=== The data ===

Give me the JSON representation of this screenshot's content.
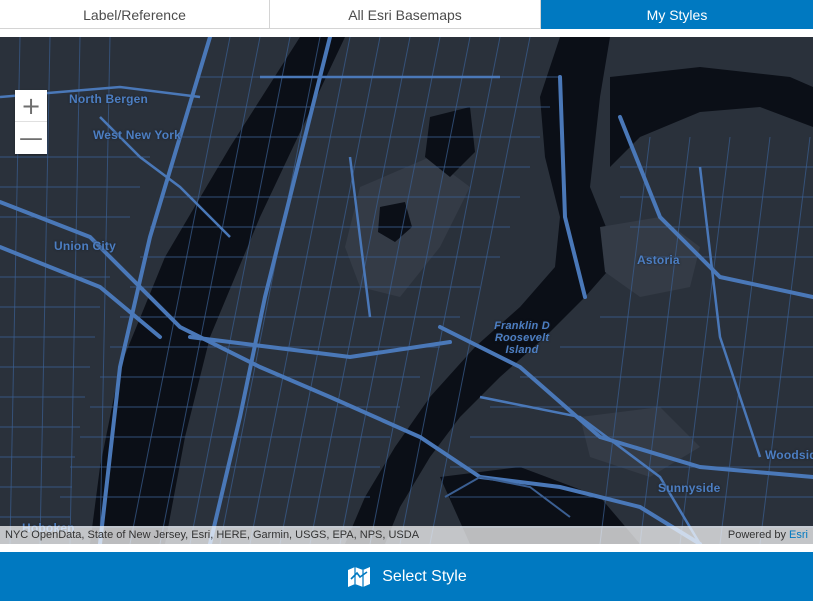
{
  "tabs": [
    {
      "label": "Label/Reference",
      "active": false
    },
    {
      "label": "All Esri Basemaps",
      "active": false
    },
    {
      "label": "My Styles",
      "active": true
    }
  ],
  "map": {
    "zoom_in": "+",
    "zoom_out": "—",
    "labels": {
      "north_bergen": "North Bergen",
      "west_new_york": "West New York",
      "union_city": "Union City",
      "hoboken": "Hoboken",
      "astoria": "Astoria",
      "roosevelt_1": "Franklin D",
      "roosevelt_2": "Roosevelt",
      "roosevelt_3": "Island",
      "sunnyside": "Sunnyside",
      "woodside": "Woodsid"
    },
    "colors": {
      "land": "#2a313b",
      "water": "#0b0f17",
      "roads": "#4a78b8",
      "park": "#343b46"
    }
  },
  "attribution": {
    "sources": "NYC OpenData, State of New Jersey, Esri, HERE, Garmin, USGS, EPA, NPS, USDA",
    "powered_by": "Powered by",
    "esri": "Esri"
  },
  "footer": {
    "label": "Select Style",
    "icon": "map-style-icon"
  }
}
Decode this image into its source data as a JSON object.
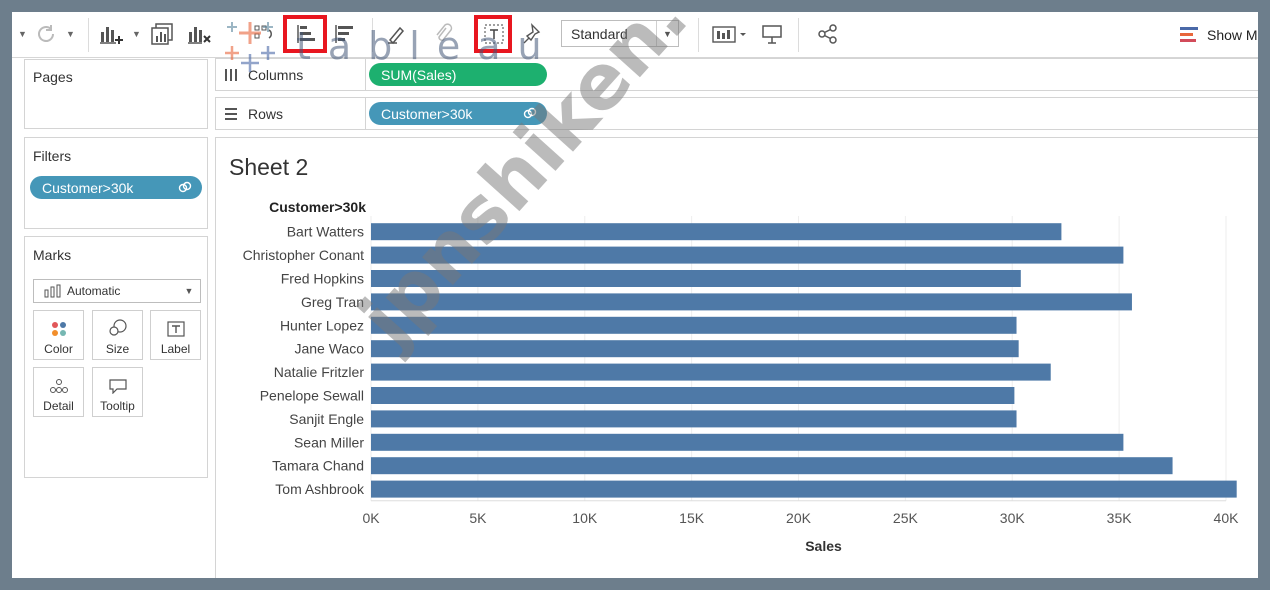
{
  "app": {
    "logo_text": "tableau"
  },
  "toolbar": {
    "mark_size_option": "Standard",
    "show_me_label": "Show M",
    "show_me_colors": [
      "#e8663b",
      "#4a69a8",
      "#d24b5a"
    ],
    "icons": [
      "undo-caret",
      "refresh-icon",
      "new-worksheet-icon",
      "duplicate-icon",
      "clear-sheet-icon",
      "swap-axes-icon",
      "sort-ascending-icon",
      "sort-descending-icon",
      "highlight-icon",
      "group-icon",
      "show-mark-labels-icon",
      "pin-icon",
      "fit-icon",
      "presentation-icon",
      "share-icon"
    ]
  },
  "cards": {
    "pages": {
      "title": "Pages"
    },
    "filters": {
      "title": "Filters",
      "items": [
        {
          "label": "Customer>30k"
        }
      ]
    },
    "marks": {
      "title": "Marks",
      "mark_type": "Automatic",
      "buttons": [
        {
          "label": "Color",
          "icon": "color-icon"
        },
        {
          "label": "Size",
          "icon": "size-icon"
        },
        {
          "label": "Label",
          "icon": "label-icon"
        },
        {
          "label": "Detail",
          "icon": "detail-icon"
        },
        {
          "label": "Tooltip",
          "icon": "tooltip-icon"
        }
      ]
    }
  },
  "shelves": {
    "columns": {
      "label": "Columns",
      "pill": "SUM(Sales)"
    },
    "rows": {
      "label": "Rows",
      "pill": "Customer>30k"
    }
  },
  "view": {
    "sheet_title": "Sheet 2",
    "row_header": "Customer>30k"
  },
  "watermark": "jpnshiken.com",
  "colors": {
    "bar": "#4e79a7",
    "pill_blue": "#4597b8",
    "pill_green": "#1db06f",
    "highlight": "#e8161f"
  },
  "chart_data": {
    "type": "bar",
    "orientation": "horizontal",
    "categories": [
      "Bart Watters",
      "Christopher Conant",
      "Fred Hopkins",
      "Greg Tran",
      "Hunter Lopez",
      "Jane Waco",
      "Natalie Fritzler",
      "Penelope Sewall",
      "Sanjit Engle",
      "Sean Miller",
      "Tamara Chand",
      "Tom Ashbrook"
    ],
    "values": [
      32300,
      35200,
      30400,
      35600,
      30200,
      30300,
      31800,
      30100,
      30200,
      35200,
      37500,
      40500
    ],
    "xlabel": "Sales",
    "ylabel": "Customer>30k",
    "xlim": [
      0,
      40000
    ],
    "x_ticks": [
      "0K",
      "5K",
      "10K",
      "15K",
      "20K",
      "25K",
      "30K",
      "35K",
      "40K"
    ],
    "grid": true
  }
}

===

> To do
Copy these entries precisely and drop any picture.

> Solution to the exercise
Give me the JSON representation of this screenshot's content.
{
  "tabs": [
    {
      "label": "Label/Reference",
      "active": false
    },
    {
      "label": "All Esri Basemaps",
      "active": false
    },
    {
      "label": "My Styles",
      "active": true
    }
  ],
  "map": {
    "zoom_in": "+",
    "zoom_out": "—",
    "labels": {
      "north_bergen": "North Bergen",
      "west_new_york": "West New York",
      "union_city": "Union City",
      "hoboken": "Hoboken",
      "astoria": "Astoria",
      "roosevelt_1": "Franklin D",
      "roosevelt_2": "Roosevelt",
      "roosevelt_3": "Island",
      "sunnyside": "Sunnyside",
      "woodside": "Woodsid"
    },
    "colors": {
      "land": "#2a313b",
      "water": "#0b0f17",
      "roads": "#4a78b8",
      "park": "#343b46"
    }
  },
  "attribution": {
    "sources": "NYC OpenData, State of New Jersey, Esri, HERE, Garmin, USGS, EPA, NPS, USDA",
    "powered_by": "Powered by",
    "esri": "Esri"
  },
  "footer": {
    "label": "Select Style",
    "icon": "map-style-icon"
  }
}
Decode this image into its source data as a JSON object.
{
  "app": {
    "logo_text": "tableau"
  },
  "toolbar": {
    "mark_size_option": "Standard",
    "show_me_label": "Show M",
    "show_me_colors": [
      "#e8663b",
      "#4a69a8",
      "#d24b5a"
    ],
    "icons": [
      "undo-caret",
      "refresh-icon",
      "new-worksheet-icon",
      "duplicate-icon",
      "clear-sheet-icon",
      "swap-axes-icon",
      "sort-ascending-icon",
      "sort-descending-icon",
      "highlight-icon",
      "group-icon",
      "show-mark-labels-icon",
      "pin-icon",
      "fit-icon",
      "presentation-icon",
      "share-icon"
    ]
  },
  "cards": {
    "pages": {
      "title": "Pages"
    },
    "filters": {
      "title": "Filters",
      "items": [
        {
          "label": "Customer>30k"
        }
      ]
    },
    "marks": {
      "title": "Marks",
      "mark_type": "Automatic",
      "buttons": [
        {
          "label": "Color",
          "icon": "color-icon"
        },
        {
          "label": "Size",
          "icon": "size-icon"
        },
        {
          "label": "Label",
          "icon": "label-icon"
        },
        {
          "label": "Detail",
          "icon": "detail-icon"
        },
        {
          "label": "Tooltip",
          "icon": "tooltip-icon"
        }
      ]
    }
  },
  "shelves": {
    "columns": {
      "label": "Columns",
      "pill": "SUM(Sales)"
    },
    "rows": {
      "label": "Rows",
      "pill": "Customer>30k"
    }
  },
  "view": {
    "sheet_title": "Sheet 2",
    "row_header": "Customer>30k"
  },
  "watermark": "jpnshiken.com",
  "colors": {
    "bar": "#4e79a7",
    "pill_blue": "#4597b8",
    "pill_green": "#1db06f",
    "highlight": "#e8161f"
  },
  "chart_data": {
    "type": "bar",
    "orientation": "horizontal",
    "categories": [
      "Bart Watters",
      "Christopher Conant",
      "Fred Hopkins",
      "Greg Tran",
      "Hunter Lopez",
      "Jane Waco",
      "Natalie Fritzler",
      "Penelope Sewall",
      "Sanjit Engle",
      "Sean Miller",
      "Tamara Chand",
      "Tom Ashbrook"
    ],
    "values": [
      32300,
      35200,
      30400,
      35600,
      30200,
      30300,
      31800,
      30100,
      30200,
      35200,
      37500,
      40500
    ],
    "xlabel": "Sales",
    "ylabel": "Customer>30k",
    "xlim": [
      0,
      40000
    ],
    "x_ticks": [
      "0K",
      "5K",
      "10K",
      "15K",
      "20K",
      "25K",
      "30K",
      "35K",
      "40K"
    ],
    "grid": true
  }
}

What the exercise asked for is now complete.